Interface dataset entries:
========

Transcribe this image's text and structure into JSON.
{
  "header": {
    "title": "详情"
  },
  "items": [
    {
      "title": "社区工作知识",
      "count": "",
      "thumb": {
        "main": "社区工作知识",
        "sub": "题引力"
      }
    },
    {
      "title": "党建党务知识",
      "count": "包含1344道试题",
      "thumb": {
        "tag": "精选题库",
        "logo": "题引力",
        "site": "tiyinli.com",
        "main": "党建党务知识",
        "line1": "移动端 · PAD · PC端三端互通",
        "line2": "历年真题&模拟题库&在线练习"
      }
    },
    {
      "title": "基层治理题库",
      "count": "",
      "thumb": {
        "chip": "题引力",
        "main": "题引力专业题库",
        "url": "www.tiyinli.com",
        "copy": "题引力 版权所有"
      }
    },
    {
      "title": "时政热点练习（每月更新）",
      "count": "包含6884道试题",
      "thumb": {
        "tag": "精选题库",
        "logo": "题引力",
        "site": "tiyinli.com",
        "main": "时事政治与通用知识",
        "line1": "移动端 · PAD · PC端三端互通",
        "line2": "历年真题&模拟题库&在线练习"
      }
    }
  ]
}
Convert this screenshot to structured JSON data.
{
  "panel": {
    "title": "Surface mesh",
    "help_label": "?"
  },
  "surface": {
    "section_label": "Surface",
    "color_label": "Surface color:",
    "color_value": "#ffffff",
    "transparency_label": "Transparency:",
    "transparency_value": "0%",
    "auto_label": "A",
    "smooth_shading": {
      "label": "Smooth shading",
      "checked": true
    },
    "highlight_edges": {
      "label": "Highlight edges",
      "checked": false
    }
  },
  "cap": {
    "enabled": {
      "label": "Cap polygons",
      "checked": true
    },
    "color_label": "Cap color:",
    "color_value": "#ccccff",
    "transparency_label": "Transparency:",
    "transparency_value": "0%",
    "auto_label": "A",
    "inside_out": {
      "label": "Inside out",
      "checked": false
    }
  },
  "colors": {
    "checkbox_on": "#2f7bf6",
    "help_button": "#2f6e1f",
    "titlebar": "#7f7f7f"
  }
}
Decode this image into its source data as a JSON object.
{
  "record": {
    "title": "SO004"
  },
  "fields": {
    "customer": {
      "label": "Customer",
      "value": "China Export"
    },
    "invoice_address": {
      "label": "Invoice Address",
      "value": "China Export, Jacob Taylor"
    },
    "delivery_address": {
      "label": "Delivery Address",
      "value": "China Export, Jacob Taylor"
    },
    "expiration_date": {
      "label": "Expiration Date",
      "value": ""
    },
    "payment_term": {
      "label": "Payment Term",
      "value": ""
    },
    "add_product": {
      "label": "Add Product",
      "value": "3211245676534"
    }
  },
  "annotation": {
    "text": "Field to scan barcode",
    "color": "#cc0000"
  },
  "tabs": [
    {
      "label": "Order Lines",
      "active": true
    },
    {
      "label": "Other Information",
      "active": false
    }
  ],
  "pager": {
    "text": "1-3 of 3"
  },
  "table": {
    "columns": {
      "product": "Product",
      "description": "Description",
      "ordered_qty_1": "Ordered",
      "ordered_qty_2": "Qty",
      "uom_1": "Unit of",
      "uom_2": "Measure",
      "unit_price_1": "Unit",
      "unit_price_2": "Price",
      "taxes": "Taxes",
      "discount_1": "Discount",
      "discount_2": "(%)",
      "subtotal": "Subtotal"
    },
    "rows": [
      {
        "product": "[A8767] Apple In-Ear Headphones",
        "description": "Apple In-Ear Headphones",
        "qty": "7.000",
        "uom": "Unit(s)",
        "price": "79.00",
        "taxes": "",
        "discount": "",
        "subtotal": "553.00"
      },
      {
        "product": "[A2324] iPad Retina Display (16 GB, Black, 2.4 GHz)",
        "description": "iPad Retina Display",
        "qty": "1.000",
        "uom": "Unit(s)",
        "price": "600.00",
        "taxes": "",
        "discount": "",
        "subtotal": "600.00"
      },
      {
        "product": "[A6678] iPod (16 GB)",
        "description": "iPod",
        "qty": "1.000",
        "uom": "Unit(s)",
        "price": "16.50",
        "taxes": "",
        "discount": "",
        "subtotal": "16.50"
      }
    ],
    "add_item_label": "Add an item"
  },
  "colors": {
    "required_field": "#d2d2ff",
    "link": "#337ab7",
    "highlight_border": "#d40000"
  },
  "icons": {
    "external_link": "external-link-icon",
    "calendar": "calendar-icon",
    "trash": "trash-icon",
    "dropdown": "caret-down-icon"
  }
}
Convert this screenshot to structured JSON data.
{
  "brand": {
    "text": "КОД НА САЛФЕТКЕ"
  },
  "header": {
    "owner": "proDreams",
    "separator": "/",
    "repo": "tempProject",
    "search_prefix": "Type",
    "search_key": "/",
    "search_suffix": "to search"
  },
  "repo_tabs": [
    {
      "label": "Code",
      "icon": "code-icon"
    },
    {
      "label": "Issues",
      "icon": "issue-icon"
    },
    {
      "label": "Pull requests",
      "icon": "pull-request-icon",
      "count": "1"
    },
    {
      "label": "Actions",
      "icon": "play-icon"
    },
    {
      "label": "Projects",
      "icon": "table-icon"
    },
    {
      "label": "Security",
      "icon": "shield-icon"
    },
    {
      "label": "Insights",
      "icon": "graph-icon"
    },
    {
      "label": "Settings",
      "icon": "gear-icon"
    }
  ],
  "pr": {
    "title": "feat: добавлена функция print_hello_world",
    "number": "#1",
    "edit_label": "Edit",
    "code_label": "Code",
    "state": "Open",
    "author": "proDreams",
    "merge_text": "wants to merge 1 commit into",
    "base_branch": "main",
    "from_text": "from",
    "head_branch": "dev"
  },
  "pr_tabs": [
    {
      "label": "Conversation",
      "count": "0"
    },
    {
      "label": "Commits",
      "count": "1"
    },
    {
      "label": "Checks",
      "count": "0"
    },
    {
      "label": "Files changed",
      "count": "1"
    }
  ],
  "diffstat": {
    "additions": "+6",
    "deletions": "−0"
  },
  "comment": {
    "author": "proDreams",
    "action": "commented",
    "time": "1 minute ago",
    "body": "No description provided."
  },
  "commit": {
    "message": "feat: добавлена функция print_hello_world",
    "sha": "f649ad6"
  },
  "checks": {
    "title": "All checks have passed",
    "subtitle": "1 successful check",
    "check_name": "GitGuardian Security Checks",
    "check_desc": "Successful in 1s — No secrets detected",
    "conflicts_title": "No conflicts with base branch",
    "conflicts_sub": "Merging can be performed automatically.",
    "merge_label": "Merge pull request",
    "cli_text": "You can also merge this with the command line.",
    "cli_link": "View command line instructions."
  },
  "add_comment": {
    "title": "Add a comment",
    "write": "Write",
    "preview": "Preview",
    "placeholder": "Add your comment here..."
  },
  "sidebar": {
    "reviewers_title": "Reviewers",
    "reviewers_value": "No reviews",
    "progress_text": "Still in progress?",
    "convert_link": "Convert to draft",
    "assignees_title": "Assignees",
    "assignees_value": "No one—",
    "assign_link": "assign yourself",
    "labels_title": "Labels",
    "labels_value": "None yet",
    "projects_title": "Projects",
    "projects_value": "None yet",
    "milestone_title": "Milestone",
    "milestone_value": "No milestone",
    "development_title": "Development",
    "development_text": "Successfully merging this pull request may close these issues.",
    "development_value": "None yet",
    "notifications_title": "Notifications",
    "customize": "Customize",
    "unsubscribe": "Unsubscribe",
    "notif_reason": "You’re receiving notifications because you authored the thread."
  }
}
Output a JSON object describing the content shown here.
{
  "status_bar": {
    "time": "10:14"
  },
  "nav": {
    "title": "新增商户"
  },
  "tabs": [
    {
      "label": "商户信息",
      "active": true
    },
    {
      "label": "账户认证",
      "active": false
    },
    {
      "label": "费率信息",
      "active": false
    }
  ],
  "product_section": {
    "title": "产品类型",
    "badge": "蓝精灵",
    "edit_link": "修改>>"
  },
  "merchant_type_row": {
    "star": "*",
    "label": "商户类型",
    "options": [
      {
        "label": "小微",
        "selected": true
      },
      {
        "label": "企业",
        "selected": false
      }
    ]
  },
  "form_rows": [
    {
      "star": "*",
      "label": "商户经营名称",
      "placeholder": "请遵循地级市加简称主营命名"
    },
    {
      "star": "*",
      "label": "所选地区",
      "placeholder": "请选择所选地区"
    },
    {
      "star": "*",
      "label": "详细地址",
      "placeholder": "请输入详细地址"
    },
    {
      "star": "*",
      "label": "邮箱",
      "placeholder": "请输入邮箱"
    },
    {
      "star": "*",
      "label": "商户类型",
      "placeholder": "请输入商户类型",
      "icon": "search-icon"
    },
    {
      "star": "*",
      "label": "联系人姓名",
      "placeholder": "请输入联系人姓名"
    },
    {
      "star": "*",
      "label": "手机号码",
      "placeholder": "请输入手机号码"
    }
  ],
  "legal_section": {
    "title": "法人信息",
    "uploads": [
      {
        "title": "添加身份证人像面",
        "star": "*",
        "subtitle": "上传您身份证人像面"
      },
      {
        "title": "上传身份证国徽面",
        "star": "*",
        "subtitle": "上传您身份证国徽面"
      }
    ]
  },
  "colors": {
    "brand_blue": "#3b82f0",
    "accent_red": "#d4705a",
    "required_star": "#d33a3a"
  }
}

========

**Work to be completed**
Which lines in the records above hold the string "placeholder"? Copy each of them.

**Solution to this task**
    "placeholder": "Add your comment here..."
      "placeholder": "请遵循地级市加简称主营命名"
      "placeholder": "请选择所选地区"
      "placeholder": "请输入详细地址"
      "placeholder": "请输入邮箱"
      "placeholder": "请输入商户类型",
      "placeholder": "请输入联系人姓名"
      "placeholder": "请输入手机号码"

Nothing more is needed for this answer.